Records drawn from a dataset
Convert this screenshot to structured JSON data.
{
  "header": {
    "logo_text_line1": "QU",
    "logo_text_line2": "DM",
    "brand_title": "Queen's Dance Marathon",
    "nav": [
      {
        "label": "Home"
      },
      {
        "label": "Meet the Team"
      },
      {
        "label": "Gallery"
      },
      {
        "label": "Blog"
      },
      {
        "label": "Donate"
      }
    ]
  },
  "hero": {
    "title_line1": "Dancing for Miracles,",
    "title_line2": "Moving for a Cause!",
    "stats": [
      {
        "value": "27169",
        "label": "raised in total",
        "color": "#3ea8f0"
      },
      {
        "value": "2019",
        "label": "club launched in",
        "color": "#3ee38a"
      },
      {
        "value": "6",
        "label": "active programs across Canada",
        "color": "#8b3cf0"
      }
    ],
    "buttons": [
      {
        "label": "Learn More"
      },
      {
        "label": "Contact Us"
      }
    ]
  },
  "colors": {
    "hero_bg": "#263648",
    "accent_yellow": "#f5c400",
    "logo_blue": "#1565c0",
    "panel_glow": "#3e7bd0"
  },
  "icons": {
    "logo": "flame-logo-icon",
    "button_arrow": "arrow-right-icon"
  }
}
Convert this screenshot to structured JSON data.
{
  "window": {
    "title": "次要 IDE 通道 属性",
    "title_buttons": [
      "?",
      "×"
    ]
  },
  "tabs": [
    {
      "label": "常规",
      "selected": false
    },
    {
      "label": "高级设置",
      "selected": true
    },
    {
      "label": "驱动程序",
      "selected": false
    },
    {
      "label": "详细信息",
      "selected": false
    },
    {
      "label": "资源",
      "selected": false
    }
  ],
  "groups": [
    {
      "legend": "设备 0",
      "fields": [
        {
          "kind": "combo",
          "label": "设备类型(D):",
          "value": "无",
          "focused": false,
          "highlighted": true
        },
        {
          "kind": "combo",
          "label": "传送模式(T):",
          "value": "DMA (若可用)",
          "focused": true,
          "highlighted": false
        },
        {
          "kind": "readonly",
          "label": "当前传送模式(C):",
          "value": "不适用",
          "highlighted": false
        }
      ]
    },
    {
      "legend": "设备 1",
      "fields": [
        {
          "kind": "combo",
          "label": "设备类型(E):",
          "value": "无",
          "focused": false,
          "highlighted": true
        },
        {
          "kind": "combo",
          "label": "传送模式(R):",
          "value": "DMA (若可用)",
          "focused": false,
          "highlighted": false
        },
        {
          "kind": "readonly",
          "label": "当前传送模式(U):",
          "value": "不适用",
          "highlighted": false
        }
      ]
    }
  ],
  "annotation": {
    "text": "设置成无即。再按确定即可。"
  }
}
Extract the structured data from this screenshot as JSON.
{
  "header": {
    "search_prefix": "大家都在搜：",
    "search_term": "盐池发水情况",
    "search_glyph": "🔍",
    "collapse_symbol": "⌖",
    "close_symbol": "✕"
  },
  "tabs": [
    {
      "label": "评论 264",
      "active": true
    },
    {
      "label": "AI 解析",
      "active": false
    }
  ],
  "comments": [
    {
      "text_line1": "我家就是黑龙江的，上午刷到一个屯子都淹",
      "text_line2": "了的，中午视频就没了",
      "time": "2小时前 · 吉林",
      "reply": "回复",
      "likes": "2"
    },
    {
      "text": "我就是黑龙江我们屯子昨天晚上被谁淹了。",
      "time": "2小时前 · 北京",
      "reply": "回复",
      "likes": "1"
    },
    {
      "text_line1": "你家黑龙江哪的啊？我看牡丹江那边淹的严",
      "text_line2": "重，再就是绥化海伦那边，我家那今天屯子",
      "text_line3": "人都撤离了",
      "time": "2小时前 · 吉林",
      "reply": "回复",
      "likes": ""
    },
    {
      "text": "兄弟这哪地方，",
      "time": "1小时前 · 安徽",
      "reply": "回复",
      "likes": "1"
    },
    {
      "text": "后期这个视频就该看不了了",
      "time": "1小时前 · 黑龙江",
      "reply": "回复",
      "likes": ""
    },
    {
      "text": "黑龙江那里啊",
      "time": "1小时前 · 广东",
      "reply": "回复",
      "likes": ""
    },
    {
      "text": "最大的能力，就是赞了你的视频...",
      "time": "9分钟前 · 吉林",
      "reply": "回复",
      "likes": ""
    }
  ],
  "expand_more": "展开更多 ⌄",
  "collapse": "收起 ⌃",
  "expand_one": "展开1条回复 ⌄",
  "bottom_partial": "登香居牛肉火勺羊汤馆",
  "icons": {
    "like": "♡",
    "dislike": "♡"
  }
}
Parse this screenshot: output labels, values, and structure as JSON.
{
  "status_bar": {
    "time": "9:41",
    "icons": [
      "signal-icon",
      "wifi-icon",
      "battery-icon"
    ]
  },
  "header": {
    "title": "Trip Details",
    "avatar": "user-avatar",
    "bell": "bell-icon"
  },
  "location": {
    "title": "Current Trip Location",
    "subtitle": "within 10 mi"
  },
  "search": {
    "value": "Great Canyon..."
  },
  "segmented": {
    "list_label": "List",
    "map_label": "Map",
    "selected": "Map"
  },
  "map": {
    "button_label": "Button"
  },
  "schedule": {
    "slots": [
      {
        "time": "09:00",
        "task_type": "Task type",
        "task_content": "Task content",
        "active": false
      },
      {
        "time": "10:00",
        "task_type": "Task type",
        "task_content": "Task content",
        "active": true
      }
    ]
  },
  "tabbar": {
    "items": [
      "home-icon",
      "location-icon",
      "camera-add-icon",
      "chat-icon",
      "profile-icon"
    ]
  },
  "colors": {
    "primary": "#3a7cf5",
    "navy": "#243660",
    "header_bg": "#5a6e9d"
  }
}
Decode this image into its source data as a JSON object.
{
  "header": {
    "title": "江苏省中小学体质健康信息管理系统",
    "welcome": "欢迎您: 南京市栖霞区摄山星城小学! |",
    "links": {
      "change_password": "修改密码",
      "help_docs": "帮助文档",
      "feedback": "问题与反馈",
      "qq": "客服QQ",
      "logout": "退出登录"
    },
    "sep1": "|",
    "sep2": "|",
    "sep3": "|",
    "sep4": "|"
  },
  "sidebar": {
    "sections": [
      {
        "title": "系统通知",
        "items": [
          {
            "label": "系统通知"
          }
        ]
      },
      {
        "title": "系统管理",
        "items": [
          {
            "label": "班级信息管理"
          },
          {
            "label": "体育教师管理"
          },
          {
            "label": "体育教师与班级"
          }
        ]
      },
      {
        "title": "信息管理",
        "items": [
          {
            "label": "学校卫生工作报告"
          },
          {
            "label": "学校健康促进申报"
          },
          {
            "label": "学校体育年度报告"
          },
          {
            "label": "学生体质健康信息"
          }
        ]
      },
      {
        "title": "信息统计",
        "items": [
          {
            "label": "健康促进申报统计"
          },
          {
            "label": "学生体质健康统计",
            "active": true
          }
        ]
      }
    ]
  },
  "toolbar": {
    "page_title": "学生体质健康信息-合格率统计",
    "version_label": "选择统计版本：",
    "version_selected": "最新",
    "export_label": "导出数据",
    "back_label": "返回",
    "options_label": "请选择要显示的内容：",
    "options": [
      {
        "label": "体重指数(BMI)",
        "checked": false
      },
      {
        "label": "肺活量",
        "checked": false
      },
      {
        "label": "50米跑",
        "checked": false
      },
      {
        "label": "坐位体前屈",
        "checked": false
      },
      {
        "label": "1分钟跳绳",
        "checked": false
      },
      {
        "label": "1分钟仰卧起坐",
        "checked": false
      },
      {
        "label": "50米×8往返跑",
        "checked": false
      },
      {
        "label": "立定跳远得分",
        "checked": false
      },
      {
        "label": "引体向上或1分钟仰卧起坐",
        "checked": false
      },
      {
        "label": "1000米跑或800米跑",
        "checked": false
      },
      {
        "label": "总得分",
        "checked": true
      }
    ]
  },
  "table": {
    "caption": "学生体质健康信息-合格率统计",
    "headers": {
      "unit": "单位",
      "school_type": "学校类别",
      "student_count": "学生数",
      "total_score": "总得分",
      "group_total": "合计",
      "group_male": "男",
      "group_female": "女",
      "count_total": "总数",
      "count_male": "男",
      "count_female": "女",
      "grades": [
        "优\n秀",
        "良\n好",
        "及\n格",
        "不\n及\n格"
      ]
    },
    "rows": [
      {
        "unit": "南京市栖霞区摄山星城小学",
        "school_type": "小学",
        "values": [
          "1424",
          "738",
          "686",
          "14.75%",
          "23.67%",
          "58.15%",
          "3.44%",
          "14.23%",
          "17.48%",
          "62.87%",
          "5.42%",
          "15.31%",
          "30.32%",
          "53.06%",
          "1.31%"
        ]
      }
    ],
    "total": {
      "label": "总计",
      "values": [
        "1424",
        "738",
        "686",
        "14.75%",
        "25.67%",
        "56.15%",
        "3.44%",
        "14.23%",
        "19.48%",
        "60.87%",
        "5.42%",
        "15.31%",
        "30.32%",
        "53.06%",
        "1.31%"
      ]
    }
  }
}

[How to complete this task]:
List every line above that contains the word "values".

[Exercise output]:
Parse this screenshot: output labels, values, and structure as JSON.
        "values": [
      "values": [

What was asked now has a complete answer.